Or he’s talking about digging tunnels under the city of Los Angeles (in an earthquake zone, of all places)…
Tesla has always been “made of Teflon” when it comes to bad news.
And Musk has always gotten the last laugh. Tesla traded at a split-adjusted price of $68.75 on Jan. 29, 2018.
Today, the stock sits north of $645.
So, what story is the media focusing on now ahead of earnings? Well… it’s not deliveries or profits.
It’s flying cars.
Morgan Stanley Sticks to Its Guns
Morgan Stanley has one of the highest price targets on Tesla at $900 per share. Only the research firm Oppenheimer has a more bullish price target.
It’s fitting that Morgan Stanley offered a very bullish report on the stock this week. But the report wasn’t about positive business developments over the next six months.
Morgan Stanley went bullish on Tesla for the year 2050.
The investment bank says that Tesla stock could be worth $1,000 because the auto company might commercialize a flying car in 29 years.
“The chance that Tesla does not ultimately offer products and services to the [flying car] market is remote,” Morgan Stanley said.
Now, here’s the thing that is crazy about this report. Not the fact that we’re talking about central plot points from “Back to the Future Part II.”
Morgan Stanley analyst Adam Jonas admitted that neither Tesla nor Elon Musk has ever mentioned flying cars.
The reasoning comes because Musk has focused on space travel, autonomous cars, and other advanced technology. That technology includes ambitious plans to build tunnels around the country.
“So, that’s it then… We’ll have Teslas on our roads, underground in tunnels… [and] on Mars. But not in Earth’s skies? Well… we’re not convinced,” Jonas said.
The analyst says that a flying-car business would add $100 to the stock right now – adding to the existing $900 target. Combine the two, and you get the $1,000 forecast.
But let’s take a step back from this projection.
This is an important lesson for investors. The hype is real. And when we see analysts speculating on technology that doesn’t exist, it’s a good time to be a bit skeptical.
Tesla is a costly stock. That doesn’t mean it’s a great company. But around earnings season, what matters is what investors think about its prospects today. Not in 2050.
Not even the great forecasters know where we’re going to be in 12 months. So, buying and holding stock because of what one renegade Wall Street analyst said could cost you a lot of money. Instead of speculating, you can find comfort in the fundamental and technical tools that we provide you.

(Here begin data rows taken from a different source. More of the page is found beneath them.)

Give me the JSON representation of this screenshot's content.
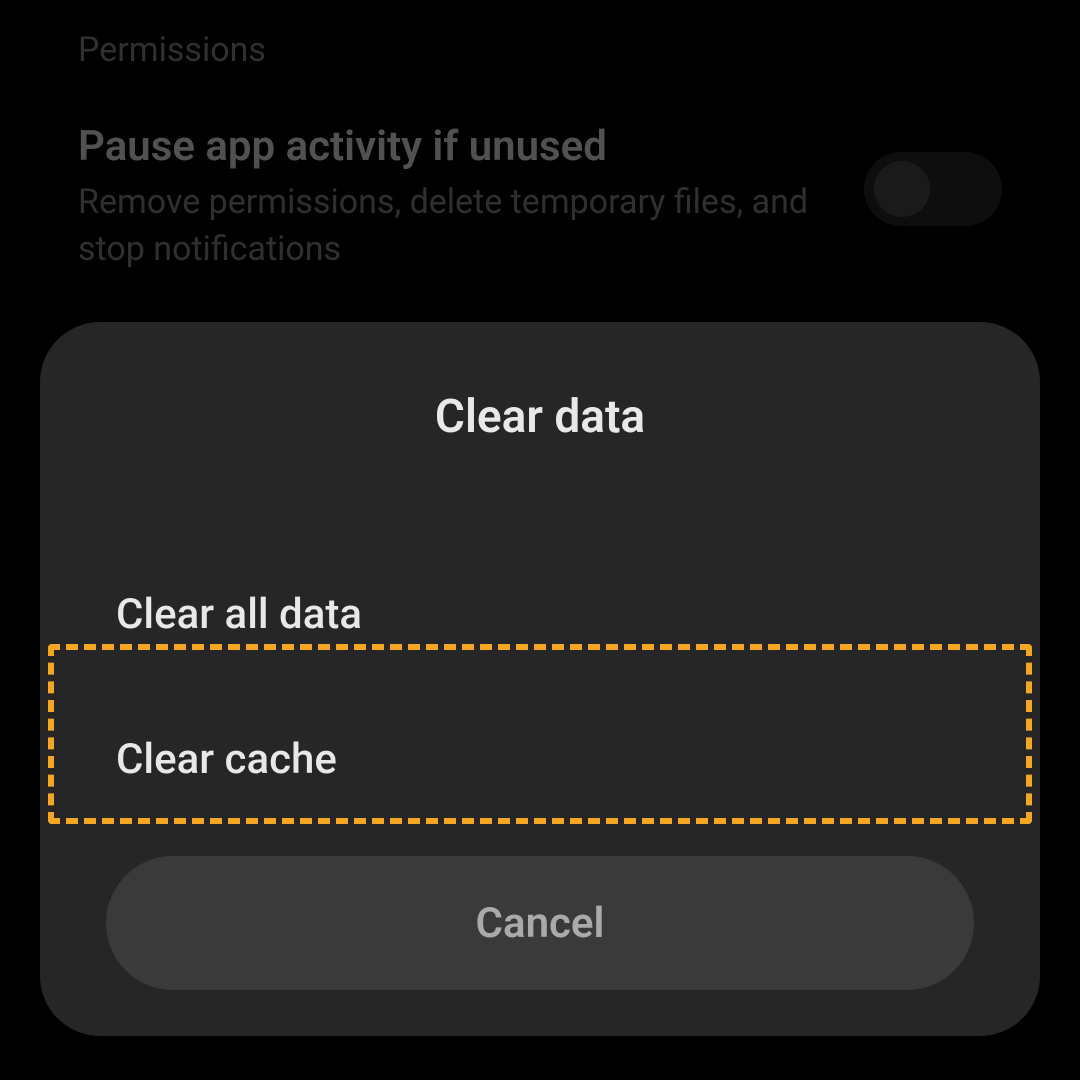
{
  "background": {
    "permissions_label": "Permissions",
    "pause_activity": {
      "title": "Pause app activity if unused",
      "description": "Remove permissions, delete temporary files, and stop notifications"
    }
  },
  "dialog": {
    "title": "Clear data",
    "options": {
      "clear_all_data": "Clear all data",
      "clear_cache": "Clear cache"
    },
    "cancel_label": "Cancel"
  },
  "highlight_color": "#f5a623"
}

What’s on Tap for Tesla
We want to focus on the trend that matters the most: price.
Tesla stock is currently sitting in the Green Zone on TradeSmith Finance. That makes it a buy. But it’s important to note that it has traded in a sideways momentum trend for a while, and the risk is sky-high. The TradeSmith Finance Red Zone for TSLA starts at $423, indicating that is when the stock would be acting outside of its normal volatility range. If you buy or own Tesla, that is our recommended exit point.
Is it possible that Tesla surges to record levels? Of course – and the trailing stop will automatically rise to reflect that increase and to help protect your principal and profits. But remember, for every Morgan Stanley or Oppenheimer analyst speculating that Tesla is a $1,000 stock or more, there are TSLA bears.

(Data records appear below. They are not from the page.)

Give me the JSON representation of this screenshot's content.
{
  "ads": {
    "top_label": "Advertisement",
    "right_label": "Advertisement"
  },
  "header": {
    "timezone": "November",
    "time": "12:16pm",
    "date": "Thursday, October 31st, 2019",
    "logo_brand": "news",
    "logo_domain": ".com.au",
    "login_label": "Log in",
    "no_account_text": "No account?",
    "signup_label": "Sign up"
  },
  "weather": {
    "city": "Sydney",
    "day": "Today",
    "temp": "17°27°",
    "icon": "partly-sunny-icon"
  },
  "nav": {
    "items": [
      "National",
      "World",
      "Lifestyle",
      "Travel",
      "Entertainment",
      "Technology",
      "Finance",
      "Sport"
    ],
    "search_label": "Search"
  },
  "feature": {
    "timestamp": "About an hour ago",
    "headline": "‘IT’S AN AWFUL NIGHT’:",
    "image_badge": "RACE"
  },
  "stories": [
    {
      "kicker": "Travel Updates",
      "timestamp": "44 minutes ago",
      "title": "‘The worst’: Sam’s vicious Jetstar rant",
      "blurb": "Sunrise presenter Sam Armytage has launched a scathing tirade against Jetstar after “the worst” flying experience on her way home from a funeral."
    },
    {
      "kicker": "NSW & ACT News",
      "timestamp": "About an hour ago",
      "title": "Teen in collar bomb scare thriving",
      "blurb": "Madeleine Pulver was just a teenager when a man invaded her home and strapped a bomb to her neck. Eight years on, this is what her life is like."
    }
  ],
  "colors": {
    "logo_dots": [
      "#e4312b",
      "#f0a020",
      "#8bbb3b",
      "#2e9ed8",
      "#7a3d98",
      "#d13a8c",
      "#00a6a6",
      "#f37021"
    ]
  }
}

Bernstein analyst Toni Sacconaghi projects $180 per share over the next 12 months.
Itay Michaeli at Citigroup says $159 per share.
And Gordon Johnson – the permabear of Tesla bears – says $67.
If you’re using TradeSmith Finance for trailing stops, you’ll never even sniff those bearish levels. Tesla would stop out well above these price targets.
We don’t know who is right or who is wrong. All we know is that analysts expect earnings per share of $0.93 on top of $11.47 billion in revenue, according to Estimize. Delivery estimates come in at 207,981 vehicles, according to the same source.
These are the numbers that matter and what investors will react to come next week. It’s a necessary time to remember that you need to have your trailing stops in order.
And you should continuously diversify your portfolio across the full electric vehicle space if this is an investment interest for you.
I’ll be back on Monday with an incredible thesis on why history has treated gold as the top store of value.